Yesterday I put the Princess on a plane. She’s part of a German-American exchange–remember Frau L? Now it’s the Princess’s turn to visit a strange land. (So far this morning she says, “Seen a KFC. Distinct lack of pickup trucks. Also, no turn signals.”)
It’s amazing that we can communicate virtually instantaneously over such distances. “We live in the FUTURE,” we keep saying to each other. I was able to track her flights in realtime, waking up every hour or so and reaching for a tiny computer on my nightstand that also holds my calendar, contacts, photos, email, games, social media…and a flashlight! Not to mention Neko Atsume.
Sometimes I forget just how amazing this all is, and how lucky I am to be born in a time and place and socioeconomic bracket where I can utilize such things. The internet isn’t ubiquitous, as I often say, it just feels like it when you’re surfing.
So my girl is half a world away, in the care of very nice people, and once she gets some sleep she’ll have the time of her life. It will be the longest and furthest we’ve ever been separated. I miss her, the Little Prince misses her; the Mad Tortie is dimly aware that one of her usual complement of slaves is AWOL and has begun to voice tiny complaints in between demanding skritches from the remaining ones.
She packed for a week before she left. Ferociously organized, that girl. Not sure where she learned that, since I function best in a sort of regulated chaos. (You should see my office.) Both her carryons were well below the weight limit since she’d planning to bring back a dirndl, and I keep thinking, wait, did I remind her to take that? I should have told her to do this. Or I should have arranged the other.
Learning to let go is also a part of motherhood. You wake up one day and realize that if something happened to you, the tiny squalling bundles you’ve been worrying over 24/7 for almost twenty years could make it just fine in the world. It’s…sobering. Terrifying. If you’ve done your job, they can survive without you. Which rudely whacks at a pillar of one’s identity, with a baseball bat, no less.

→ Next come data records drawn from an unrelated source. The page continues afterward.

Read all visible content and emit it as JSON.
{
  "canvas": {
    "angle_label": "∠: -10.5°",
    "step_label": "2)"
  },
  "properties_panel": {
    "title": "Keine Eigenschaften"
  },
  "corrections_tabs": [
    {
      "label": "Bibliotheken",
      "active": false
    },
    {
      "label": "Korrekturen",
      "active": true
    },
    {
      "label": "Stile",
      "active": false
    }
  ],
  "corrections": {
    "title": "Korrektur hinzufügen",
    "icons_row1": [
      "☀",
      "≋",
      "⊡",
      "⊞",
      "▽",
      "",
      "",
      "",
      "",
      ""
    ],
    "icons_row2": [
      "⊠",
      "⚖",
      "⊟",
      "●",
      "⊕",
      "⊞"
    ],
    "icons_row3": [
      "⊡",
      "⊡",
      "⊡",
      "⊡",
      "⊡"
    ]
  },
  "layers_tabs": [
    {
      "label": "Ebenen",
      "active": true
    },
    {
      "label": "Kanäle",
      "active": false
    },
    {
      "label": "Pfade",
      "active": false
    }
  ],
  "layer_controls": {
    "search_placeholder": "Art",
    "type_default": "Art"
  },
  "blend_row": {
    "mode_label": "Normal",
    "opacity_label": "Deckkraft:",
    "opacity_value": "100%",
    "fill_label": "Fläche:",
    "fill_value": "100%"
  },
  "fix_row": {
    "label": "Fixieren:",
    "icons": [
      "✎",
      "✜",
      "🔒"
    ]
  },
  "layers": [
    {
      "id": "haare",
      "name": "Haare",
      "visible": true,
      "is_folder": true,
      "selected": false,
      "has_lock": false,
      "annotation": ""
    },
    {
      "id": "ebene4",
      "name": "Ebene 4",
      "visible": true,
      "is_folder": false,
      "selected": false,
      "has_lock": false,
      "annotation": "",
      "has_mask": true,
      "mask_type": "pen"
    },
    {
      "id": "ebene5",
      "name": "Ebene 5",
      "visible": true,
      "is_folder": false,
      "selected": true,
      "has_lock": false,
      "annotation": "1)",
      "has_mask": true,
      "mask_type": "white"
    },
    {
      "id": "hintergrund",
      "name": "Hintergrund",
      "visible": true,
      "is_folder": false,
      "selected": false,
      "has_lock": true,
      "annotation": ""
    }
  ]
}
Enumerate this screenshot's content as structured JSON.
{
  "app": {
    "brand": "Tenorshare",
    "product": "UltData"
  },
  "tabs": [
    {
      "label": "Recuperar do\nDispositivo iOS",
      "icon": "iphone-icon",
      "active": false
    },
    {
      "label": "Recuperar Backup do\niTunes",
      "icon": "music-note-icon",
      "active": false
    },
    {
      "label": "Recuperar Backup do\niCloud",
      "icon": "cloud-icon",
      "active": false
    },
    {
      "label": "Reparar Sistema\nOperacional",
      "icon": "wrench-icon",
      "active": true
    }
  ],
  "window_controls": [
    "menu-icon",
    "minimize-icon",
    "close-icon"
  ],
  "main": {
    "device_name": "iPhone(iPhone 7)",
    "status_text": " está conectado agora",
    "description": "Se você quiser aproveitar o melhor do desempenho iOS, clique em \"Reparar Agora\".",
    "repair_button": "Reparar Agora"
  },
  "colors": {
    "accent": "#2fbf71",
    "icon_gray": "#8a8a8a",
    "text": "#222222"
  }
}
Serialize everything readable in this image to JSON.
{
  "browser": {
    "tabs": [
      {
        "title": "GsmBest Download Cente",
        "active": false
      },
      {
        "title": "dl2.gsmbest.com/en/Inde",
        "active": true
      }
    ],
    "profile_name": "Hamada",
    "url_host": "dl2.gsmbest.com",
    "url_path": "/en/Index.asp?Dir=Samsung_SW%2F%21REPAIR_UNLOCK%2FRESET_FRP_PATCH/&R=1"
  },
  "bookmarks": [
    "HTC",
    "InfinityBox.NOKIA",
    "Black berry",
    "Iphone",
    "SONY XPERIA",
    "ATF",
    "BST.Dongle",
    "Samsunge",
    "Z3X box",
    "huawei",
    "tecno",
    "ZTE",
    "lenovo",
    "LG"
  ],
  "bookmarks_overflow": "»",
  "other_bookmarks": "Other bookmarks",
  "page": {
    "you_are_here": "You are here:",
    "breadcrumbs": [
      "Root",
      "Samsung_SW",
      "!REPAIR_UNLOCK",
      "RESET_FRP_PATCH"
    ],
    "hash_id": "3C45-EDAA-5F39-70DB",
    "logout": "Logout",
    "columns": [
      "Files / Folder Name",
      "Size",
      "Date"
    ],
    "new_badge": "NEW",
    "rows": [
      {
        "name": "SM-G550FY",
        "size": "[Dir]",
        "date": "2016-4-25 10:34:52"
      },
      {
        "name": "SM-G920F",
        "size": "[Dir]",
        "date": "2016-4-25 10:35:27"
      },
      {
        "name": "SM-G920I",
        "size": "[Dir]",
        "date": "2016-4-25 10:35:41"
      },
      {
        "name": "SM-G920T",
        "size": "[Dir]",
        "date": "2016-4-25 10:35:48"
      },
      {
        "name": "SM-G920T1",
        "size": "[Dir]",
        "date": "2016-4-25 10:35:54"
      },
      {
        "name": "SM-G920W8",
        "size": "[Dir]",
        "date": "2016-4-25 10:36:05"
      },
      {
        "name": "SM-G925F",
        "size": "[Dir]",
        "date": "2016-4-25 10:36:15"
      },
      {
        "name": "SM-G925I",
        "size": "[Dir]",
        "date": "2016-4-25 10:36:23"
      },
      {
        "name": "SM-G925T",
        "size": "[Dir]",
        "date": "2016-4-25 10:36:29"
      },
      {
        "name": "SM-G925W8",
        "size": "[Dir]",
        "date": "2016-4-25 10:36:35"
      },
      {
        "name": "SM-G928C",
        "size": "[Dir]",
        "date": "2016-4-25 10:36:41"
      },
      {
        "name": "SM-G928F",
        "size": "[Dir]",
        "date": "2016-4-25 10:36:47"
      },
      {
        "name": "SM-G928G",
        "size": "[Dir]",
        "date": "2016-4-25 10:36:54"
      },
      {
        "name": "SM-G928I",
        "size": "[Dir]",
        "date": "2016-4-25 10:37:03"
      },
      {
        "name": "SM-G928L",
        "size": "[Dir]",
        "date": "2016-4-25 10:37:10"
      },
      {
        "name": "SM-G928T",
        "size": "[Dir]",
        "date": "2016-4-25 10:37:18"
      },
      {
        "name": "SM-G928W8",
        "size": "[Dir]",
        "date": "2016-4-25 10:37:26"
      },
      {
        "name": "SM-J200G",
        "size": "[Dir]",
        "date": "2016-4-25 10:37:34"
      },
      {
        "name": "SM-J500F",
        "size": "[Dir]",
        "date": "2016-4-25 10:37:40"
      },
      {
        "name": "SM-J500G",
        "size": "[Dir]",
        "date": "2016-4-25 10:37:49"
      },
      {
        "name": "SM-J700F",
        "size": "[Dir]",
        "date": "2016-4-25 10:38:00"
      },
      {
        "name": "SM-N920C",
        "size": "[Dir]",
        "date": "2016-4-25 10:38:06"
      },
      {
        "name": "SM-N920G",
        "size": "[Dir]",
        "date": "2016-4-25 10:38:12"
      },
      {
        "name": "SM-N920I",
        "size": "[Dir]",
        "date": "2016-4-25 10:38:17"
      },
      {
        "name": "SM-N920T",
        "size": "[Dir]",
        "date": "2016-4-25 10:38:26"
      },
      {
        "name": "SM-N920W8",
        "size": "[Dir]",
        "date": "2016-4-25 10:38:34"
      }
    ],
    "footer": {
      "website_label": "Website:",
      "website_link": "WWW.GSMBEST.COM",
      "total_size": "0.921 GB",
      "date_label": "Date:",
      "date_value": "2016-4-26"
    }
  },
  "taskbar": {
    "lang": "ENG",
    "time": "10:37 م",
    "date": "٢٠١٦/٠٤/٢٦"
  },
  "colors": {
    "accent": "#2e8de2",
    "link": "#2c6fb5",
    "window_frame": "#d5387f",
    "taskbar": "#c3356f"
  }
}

So while she’s learning all sorts of young-adult things about travel and the big old world, I’m learning to pry my worry loose and let it go. That’s another thing about kids–they never stop teaching you how to be a better person.
So if you want me, I’ll be rocking back and forth in the corner, checking my phone obsessively in case she sends me photos. Faking handling this gracefully is going to be my new norm for a few weeks.
Over and out.